## Exercise directions
Give the count of lines in the records below that contain "Program", with no other words.

* * * *

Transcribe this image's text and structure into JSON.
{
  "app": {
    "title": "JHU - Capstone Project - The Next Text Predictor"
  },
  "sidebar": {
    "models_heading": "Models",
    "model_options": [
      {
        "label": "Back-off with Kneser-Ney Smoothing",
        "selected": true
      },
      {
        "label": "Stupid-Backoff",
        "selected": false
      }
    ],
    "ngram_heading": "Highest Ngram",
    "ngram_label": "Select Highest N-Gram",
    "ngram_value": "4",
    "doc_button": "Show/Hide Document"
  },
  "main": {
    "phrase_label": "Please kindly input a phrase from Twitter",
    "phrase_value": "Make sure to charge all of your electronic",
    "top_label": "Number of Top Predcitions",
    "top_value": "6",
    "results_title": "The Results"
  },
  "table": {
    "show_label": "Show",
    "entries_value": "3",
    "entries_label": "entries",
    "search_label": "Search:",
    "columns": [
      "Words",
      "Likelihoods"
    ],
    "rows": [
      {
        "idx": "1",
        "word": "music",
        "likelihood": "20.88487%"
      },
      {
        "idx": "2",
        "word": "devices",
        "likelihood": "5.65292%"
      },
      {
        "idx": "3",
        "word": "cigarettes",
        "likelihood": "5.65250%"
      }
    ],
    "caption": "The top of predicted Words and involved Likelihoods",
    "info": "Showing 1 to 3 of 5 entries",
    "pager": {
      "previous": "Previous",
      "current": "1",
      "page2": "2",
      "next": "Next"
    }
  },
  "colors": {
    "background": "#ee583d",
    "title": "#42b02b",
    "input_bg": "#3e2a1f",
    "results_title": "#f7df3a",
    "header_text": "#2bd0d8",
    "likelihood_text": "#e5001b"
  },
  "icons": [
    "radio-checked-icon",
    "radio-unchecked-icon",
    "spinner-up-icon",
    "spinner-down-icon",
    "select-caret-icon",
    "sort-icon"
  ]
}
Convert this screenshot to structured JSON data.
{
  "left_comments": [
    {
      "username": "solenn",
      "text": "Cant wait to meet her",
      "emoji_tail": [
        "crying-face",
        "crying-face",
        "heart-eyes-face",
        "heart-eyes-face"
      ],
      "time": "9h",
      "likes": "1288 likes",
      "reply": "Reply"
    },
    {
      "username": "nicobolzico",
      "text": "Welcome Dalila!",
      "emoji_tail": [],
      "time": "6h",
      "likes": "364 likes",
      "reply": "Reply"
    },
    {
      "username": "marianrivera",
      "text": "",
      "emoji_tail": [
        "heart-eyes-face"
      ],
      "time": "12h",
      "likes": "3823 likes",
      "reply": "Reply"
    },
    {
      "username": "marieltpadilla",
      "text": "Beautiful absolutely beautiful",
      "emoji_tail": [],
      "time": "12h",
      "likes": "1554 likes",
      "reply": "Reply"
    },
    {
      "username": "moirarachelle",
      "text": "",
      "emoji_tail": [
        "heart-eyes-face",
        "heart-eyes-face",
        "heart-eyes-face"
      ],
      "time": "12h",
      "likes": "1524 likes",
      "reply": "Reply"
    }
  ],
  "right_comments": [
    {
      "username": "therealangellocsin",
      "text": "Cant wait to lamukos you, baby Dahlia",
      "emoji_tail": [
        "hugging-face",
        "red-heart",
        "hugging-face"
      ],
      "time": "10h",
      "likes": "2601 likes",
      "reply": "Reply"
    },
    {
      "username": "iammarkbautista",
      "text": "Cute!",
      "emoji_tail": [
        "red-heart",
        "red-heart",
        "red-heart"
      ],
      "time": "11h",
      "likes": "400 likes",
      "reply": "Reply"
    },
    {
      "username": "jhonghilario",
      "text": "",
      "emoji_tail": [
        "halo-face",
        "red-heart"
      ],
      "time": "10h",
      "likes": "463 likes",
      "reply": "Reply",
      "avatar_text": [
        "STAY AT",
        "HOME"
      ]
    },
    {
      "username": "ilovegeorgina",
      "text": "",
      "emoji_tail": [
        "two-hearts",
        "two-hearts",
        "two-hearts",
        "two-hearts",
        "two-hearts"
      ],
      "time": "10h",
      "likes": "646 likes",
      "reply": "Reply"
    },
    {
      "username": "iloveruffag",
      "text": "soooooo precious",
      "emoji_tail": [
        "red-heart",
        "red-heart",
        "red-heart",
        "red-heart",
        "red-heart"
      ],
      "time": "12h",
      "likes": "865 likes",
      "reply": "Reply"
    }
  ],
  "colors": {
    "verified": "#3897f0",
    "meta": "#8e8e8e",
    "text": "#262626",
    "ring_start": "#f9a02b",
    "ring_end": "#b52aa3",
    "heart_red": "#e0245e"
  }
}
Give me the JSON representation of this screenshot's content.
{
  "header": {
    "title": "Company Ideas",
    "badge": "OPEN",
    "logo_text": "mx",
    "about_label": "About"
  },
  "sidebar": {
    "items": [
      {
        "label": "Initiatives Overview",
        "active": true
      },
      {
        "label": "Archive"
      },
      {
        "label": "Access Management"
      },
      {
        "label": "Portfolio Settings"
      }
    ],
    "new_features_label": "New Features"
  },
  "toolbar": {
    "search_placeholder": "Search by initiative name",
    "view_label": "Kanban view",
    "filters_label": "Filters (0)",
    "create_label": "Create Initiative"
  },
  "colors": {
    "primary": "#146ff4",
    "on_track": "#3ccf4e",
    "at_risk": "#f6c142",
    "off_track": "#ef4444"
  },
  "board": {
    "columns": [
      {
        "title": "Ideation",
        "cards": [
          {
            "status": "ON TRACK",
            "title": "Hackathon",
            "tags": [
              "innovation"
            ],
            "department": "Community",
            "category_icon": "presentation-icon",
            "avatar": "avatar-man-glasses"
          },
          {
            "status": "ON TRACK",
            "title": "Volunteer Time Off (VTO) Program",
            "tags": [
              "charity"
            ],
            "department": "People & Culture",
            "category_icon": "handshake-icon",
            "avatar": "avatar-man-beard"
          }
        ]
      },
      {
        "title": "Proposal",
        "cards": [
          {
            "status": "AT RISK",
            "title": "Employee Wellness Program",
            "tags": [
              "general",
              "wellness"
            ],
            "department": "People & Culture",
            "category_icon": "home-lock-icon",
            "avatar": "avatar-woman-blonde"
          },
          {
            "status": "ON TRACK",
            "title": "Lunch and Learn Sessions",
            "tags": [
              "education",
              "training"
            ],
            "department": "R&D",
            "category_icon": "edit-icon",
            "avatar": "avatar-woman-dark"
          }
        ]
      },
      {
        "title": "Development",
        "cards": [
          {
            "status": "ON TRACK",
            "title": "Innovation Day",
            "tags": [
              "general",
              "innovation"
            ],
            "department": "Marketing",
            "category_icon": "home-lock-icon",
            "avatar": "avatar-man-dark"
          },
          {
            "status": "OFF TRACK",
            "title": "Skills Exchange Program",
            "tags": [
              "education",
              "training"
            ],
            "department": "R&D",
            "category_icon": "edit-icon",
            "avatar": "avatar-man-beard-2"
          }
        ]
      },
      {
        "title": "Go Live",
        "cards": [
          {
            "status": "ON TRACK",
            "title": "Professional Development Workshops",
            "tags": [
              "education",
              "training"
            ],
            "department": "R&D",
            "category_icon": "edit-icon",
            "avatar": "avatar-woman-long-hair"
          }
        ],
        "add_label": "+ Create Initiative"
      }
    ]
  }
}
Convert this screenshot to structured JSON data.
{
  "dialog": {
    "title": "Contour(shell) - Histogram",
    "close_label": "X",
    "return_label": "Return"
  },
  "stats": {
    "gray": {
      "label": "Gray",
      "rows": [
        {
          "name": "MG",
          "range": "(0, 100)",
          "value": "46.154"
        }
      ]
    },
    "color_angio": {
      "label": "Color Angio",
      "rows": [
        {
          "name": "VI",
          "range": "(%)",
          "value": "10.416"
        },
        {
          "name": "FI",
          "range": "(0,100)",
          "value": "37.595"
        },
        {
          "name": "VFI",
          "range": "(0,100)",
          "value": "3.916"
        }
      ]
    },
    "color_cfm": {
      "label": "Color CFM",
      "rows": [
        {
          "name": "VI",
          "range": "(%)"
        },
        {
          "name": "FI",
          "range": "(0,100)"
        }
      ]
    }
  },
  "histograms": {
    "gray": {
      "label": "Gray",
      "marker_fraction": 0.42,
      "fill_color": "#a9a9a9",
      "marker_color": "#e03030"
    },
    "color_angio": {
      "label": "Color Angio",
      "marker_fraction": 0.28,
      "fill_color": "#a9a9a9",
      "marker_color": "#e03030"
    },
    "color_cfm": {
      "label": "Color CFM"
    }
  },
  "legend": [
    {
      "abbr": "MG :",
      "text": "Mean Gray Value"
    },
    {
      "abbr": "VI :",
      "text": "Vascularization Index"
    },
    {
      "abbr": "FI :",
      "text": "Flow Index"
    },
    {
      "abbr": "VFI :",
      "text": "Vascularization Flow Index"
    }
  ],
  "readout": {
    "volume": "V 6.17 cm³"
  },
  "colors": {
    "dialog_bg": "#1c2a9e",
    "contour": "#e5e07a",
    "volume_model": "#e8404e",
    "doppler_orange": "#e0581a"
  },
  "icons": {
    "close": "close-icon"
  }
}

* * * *

## Answer box
3